> [SUPPLIED ENTRIES]:

########################################

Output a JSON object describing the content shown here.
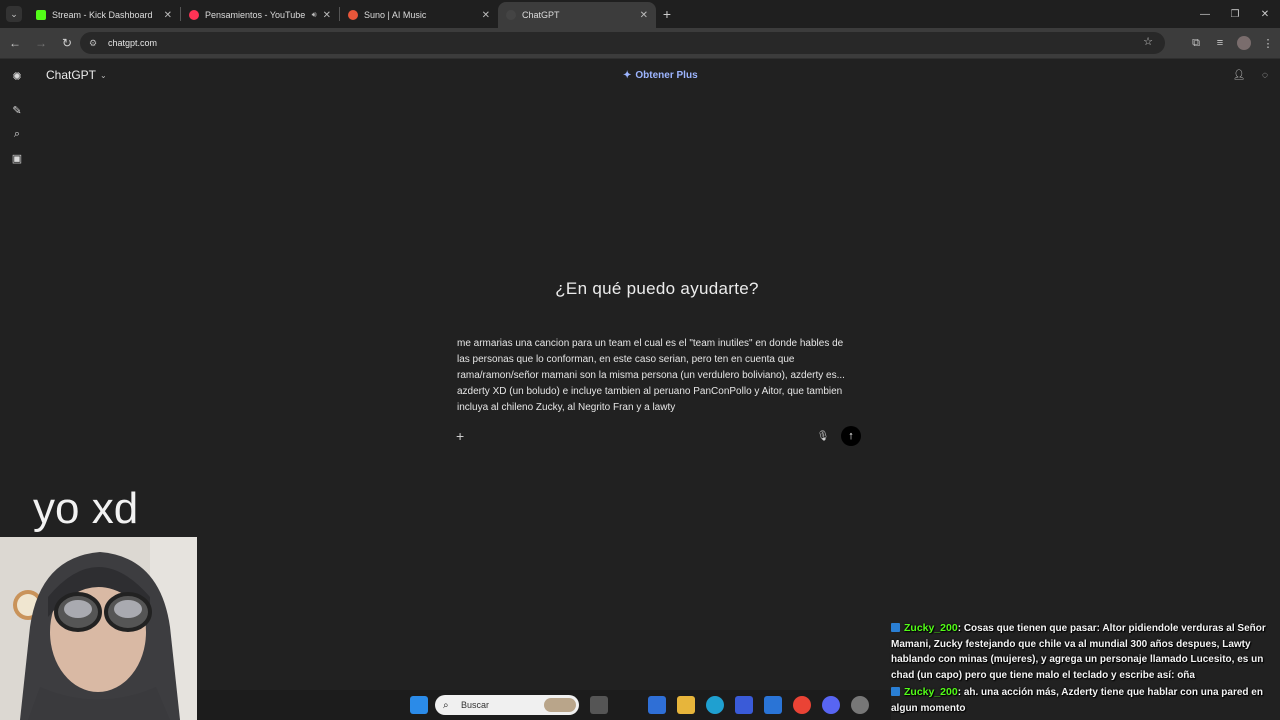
{
  "browser": {
    "tabs": [
      {
        "label": "Stream - Kick Dashboard",
        "favicon_color": "#53fc18",
        "active": false
      },
      {
        "label": "Pensamientos - YouTube M",
        "favicon_color": "#ff3355",
        "active": false,
        "sound_icon": "speaker-icon"
      },
      {
        "label": "Suno | AI Music",
        "favicon_color": "#e8563a",
        "active": false
      },
      {
        "label": "ChatGPT",
        "favicon_color": "#444444",
        "active": true
      }
    ],
    "new_tab_label": "+",
    "url": "chatgpt.com"
  },
  "app": {
    "model_selector": "ChatGPT",
    "upgrade_link": "Obtener Plus",
    "greeting": "¿En qué puedo ayudarte?",
    "prompt_text": "me armarias una cancion para un team el cual es el \"team inutiles\" en donde hables de las personas que lo conforman, en este caso serian, pero ten en cuenta que rama/ramon/señor mamani son la misma persona (un verdulero boliviano), azderty es... azderty XD (un boludo) e incluye tambien al peruano PanConPollo y Aitor, que tambien incluya al chileno Zucky, al Negrito Fran y a lawty"
  },
  "stream": {
    "overlay_caption": "yo xd",
    "chat": [
      {
        "user": "Zucky_200",
        "text": ": Cosas que tienen que pasar: Altor pidiendole verduras al Señor Mamani, Zucky festejando que chile va al mundial 300 años despues, Lawty hablando con minas (mujeres), y agrega un personaje llamado Lucesito, es un chad (un capo) pero que tiene malo el teclado y escribe así: oña"
      },
      {
        "user": "Zucky_200",
        "text": ": ah. una acción más, Azderty tiene que hablar con una pared en algun momento"
      }
    ]
  },
  "taskbar": {
    "search_placeholder": "Buscar"
  },
  "colors": {
    "accent_link": "#9db5ff",
    "kick_green": "#53fc18",
    "background": "#212121"
  }
}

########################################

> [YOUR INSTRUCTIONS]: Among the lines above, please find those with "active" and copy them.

> [ANSWER TO THE EXERCISE]:
        "active": false
        "active": false,
        "active": false
        "active": true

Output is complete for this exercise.